I often notice a debate between people who suggest addiction is a choice, and others who suggest that it is a disease. I think that this argument is created by the communication barrier that results from not having enough words to describe human emotions and mental processes.
There is a wide range of things that can go wrong in a person's body to make their lives more difficult, and these things are so vastly different, that to label them all with one word "disease" is doing a disservice to the uniqueness of each of these issues.
In my own life, I have struggled with addiction, but also with depression, anxiety, an eating disorder and cancer, and I know for a fact that these conditions do not all belong under the same umbrella, despite the fact that they are all serious and need to be treated with compassion.
Even when I had cancer and needed to improve my diet, my eating disorder still seemed stronger than my will to live. So when addicts say they don't have control, I wholeheartedly understand where they are coming from.
I think we could make more progress in this conversation by trying to expand our language on this topic to make room for a spectrum of mental and physical issues that deteriorates a person's quality of life. Not where some problems are seen as more important or legitimate than others, but where each issue is treated with the unique care that it deserves.

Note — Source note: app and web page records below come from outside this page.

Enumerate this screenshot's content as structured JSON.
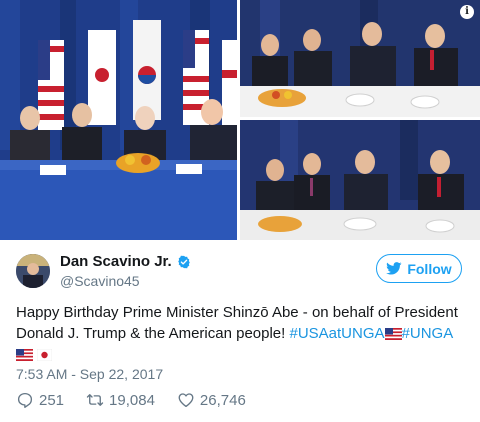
{
  "media": {
    "info_icon": "info-icon",
    "photos": [
      "photo-dinner-table-flags",
      "photo-abe-talking",
      "photo-abe-listening"
    ]
  },
  "author": {
    "display_name": "Dan Scavino Jr.",
    "handle": "@Scavino45",
    "verified": true,
    "verified_icon": "verified-badge-icon"
  },
  "follow_button": {
    "label": "Follow",
    "icon": "twitter-bird-icon"
  },
  "tweet": {
    "text_1": "Happy Birthday Prime Minister Shinzō Abe - on behalf of President Donald J. Trump & the American people! ",
    "hashtag_1": "#USAatUNGA",
    "hashtag_2": "#UNGA",
    "flags": [
      "us-flag",
      "us-flag",
      "japan-flag"
    ]
  },
  "timestamp": "7:53 AM - Sep 22, 2017",
  "actions": {
    "replies": "251",
    "retweets": "19,084",
    "likes": "26,746"
  },
  "colors": {
    "link": "#1b95e0",
    "brand": "#1da1f2",
    "muted": "#657786",
    "text": "#14171a"
  }
}
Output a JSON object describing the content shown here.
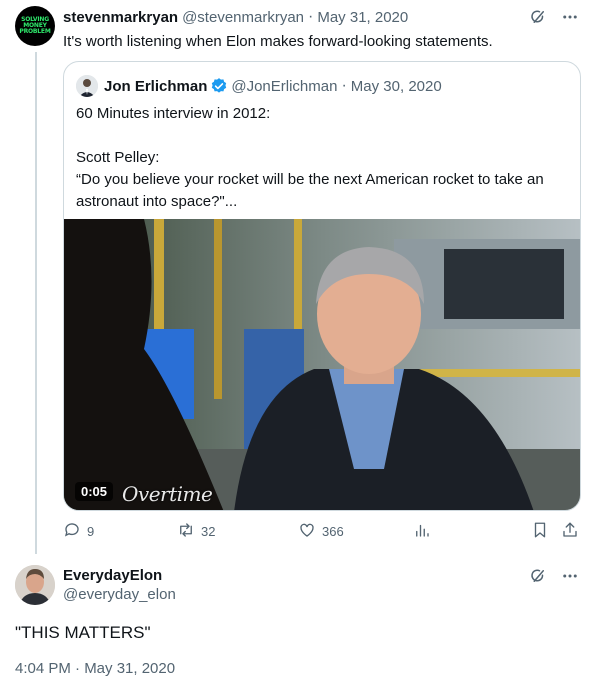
{
  "tweet": {
    "avatar_text": "SOLVING\nMONEY\nPROBLEM",
    "name": "stevenmarkryan",
    "handle": "@stevenmarkryan",
    "date": "May 31, 2020",
    "text": "It's worth listening when Elon makes forward-looking statements."
  },
  "quoted": {
    "name": "Jon Erlichman",
    "handle": "@JonErlichman",
    "date": "May 30, 2020",
    "text": "60 Minutes interview in 2012:\n\nScott Pelley:\n“Do you believe your rocket will be the next American rocket to take an astronaut into space?\"...",
    "video_time": "0:05",
    "watermark": "Overtime"
  },
  "actions": {
    "replies": "9",
    "reposts": "32",
    "likes": "366"
  },
  "reply": {
    "name": "EverydayElon",
    "handle": "@everyday_elon",
    "text": "\"THIS MATTERS\"",
    "timestamp": "4:04 PM · May 31, 2020"
  },
  "colors": {
    "verified": "#1d9bf0",
    "muted": "#536471",
    "border": "#cfd9de"
  }
}
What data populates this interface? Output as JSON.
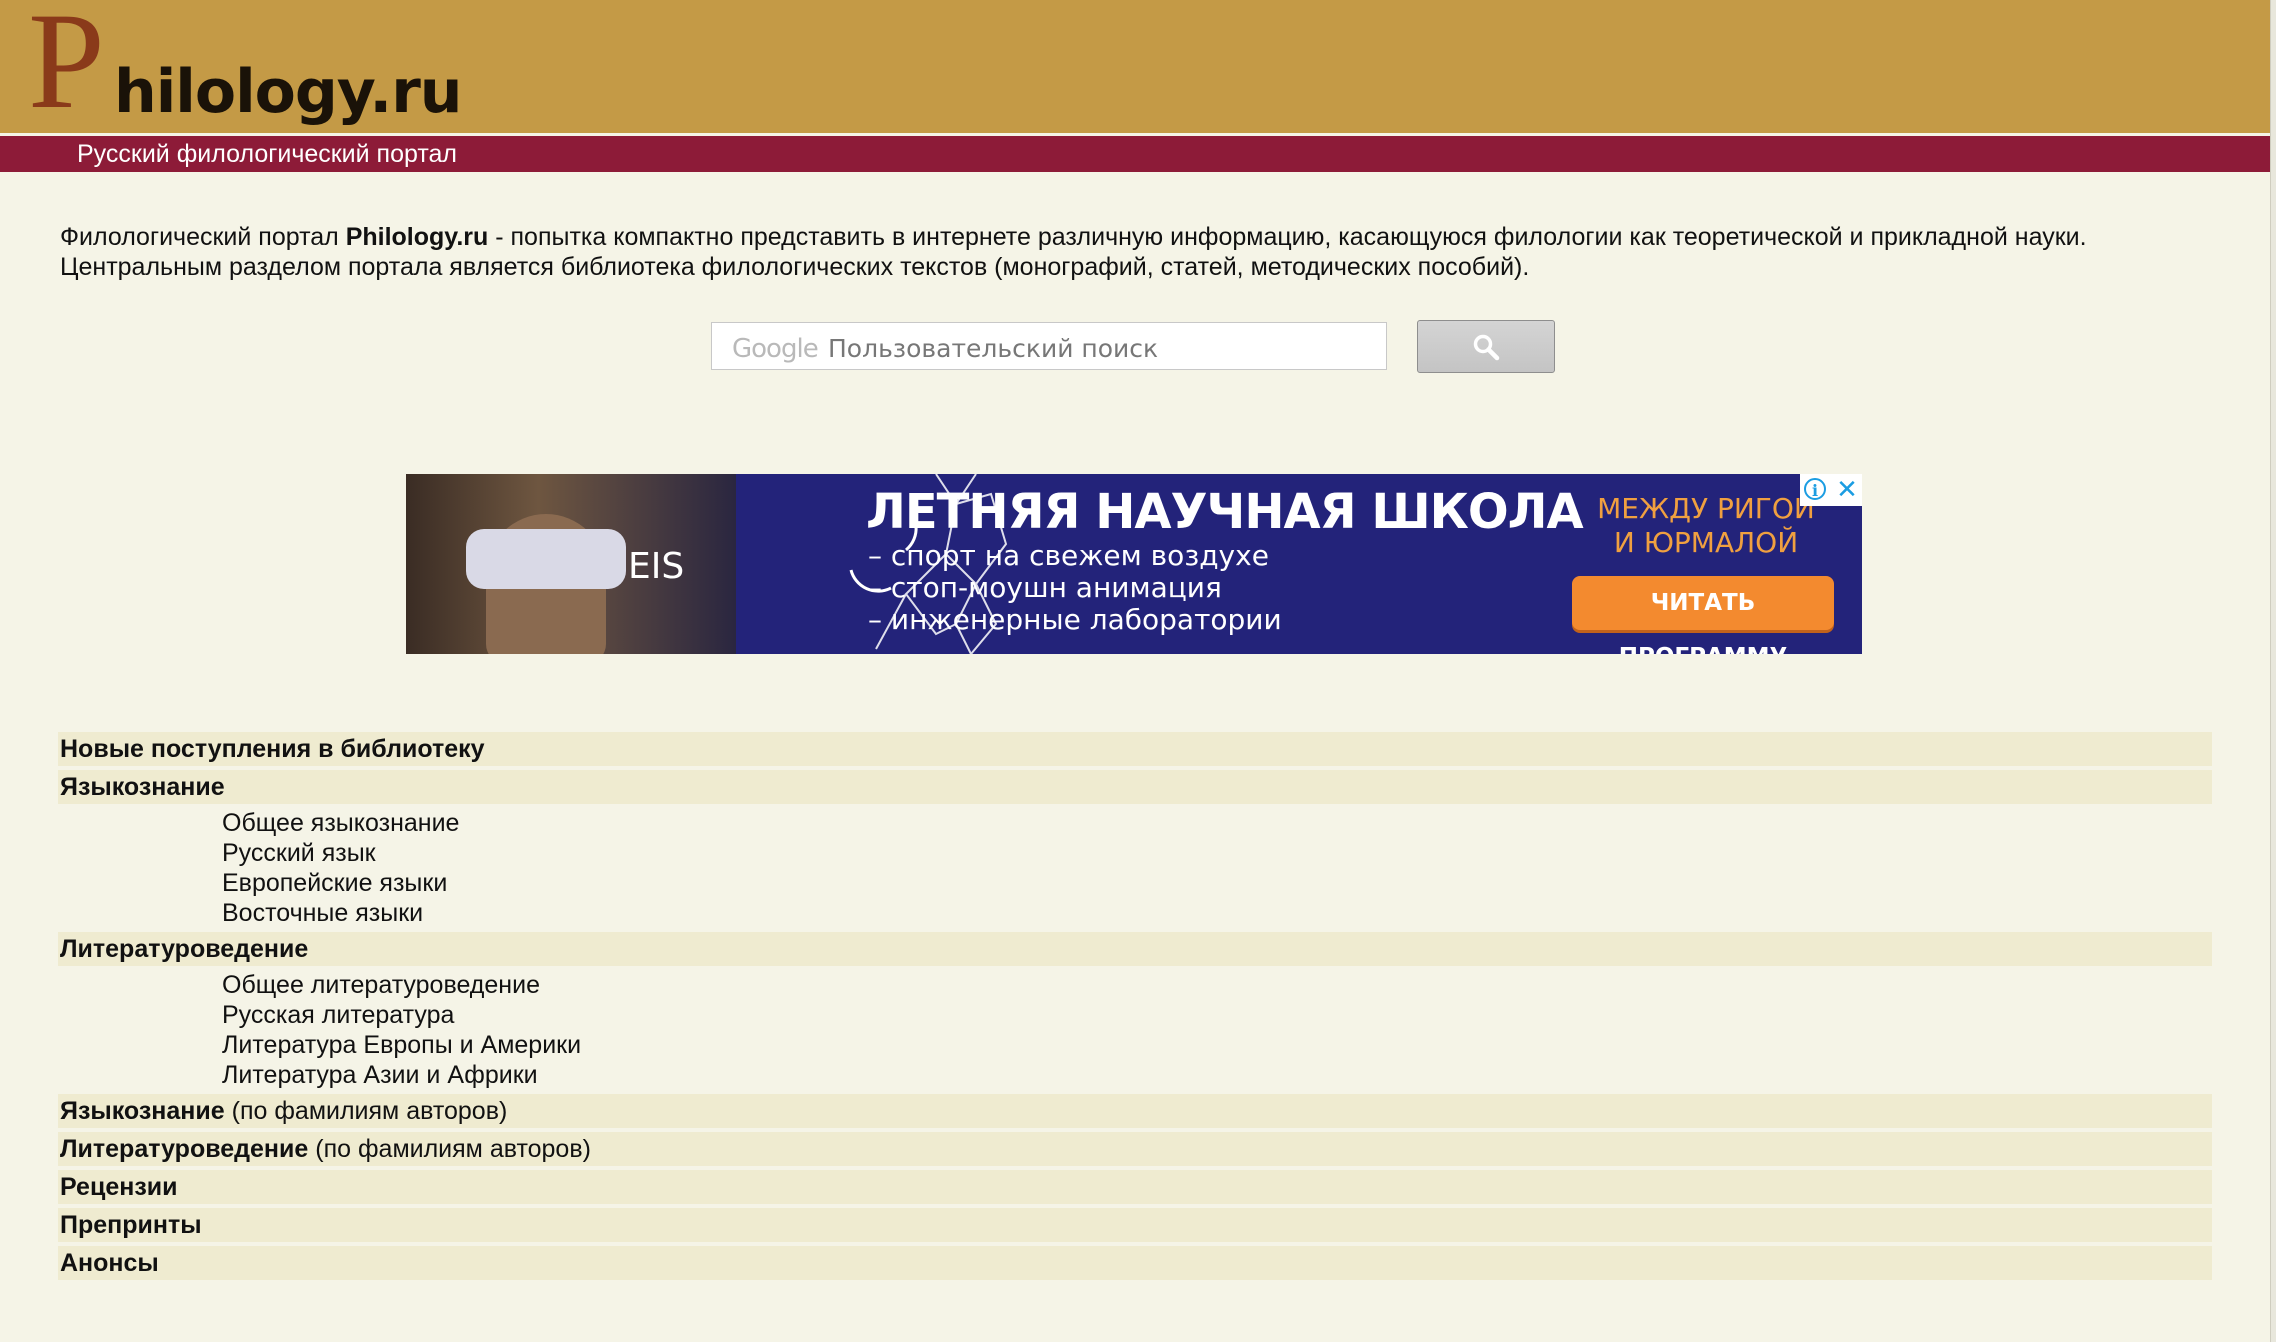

There are maybe hundreds or thousands of names for parts in a car, but maybe a dozen words to describe what is going on in a person's mind and we wonder why we can never understand one another